SUPPLIED DATA.
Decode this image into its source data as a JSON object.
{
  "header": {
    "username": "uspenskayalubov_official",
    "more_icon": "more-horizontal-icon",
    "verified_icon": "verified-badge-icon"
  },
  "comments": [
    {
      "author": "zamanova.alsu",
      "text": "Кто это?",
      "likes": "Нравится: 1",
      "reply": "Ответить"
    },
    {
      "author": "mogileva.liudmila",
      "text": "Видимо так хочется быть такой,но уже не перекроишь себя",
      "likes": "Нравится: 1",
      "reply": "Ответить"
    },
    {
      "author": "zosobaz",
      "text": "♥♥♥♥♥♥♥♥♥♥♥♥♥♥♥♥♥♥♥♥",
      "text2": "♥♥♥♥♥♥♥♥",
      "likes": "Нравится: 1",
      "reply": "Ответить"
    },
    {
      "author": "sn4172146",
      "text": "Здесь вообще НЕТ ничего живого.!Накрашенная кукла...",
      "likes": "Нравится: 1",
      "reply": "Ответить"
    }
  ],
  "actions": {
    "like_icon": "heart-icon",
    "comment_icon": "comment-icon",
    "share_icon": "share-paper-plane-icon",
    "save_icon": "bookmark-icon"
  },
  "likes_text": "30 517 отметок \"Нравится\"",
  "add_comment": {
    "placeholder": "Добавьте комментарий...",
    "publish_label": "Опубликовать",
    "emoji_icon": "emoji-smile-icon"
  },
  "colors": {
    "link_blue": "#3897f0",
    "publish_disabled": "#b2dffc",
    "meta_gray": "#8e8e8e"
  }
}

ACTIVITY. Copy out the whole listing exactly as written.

OUTPUT.
Decode this image into its source data as a JSON object.
{
  "header": {
    "username": "uspenskayalubov_official",
    "more_icon": "more-horizontal-icon",
    "verified_icon": "verified-badge-icon"
  },
  "comments": [
    {
      "author": "zamanova.alsu",
      "text": "Кто это?",
      "likes": "Нравится: 1",
      "reply": "Ответить"
    },
    {
      "author": "mogileva.liudmila",
      "text": "Видимо так хочется быть такой,но уже не перекроишь себя",
      "likes": "Нравится: 1",
      "reply": "Ответить"
    },
    {
      "author": "zosobaz",
      "text": "♥♥♥♥♥♥♥♥♥♥♥♥♥♥♥♥♥♥♥♥",
      "text2": "♥♥♥♥♥♥♥♥",
      "likes": "Нравится: 1",
      "reply": "Ответить"
    },
    {
      "author": "sn4172146",
      "text": "Здесь вообще НЕТ ничего живого.!Накрашенная кукла...",
      "likes": "Нравится: 1",
      "reply": "Ответить"
    }
  ],
  "actions": {
    "like_icon": "heart-icon",
    "comment_icon": "comment-icon",
    "share_icon": "share-paper-plane-icon",
    "save_icon": "bookmark-icon"
  },
  "likes_text": "30 517 отметок \"Нравится\"",
  "add_comment": {
    "placeholder": "Добавьте комментарий...",
    "publish_label": "Опубликовать",
    "emoji_icon": "emoji-smile-icon"
  },
  "colors": {
    "link_blue": "#3897f0",
    "publish_disabled": "#b2dffc",
    "meta_gray": "#8e8e8e"
  }
}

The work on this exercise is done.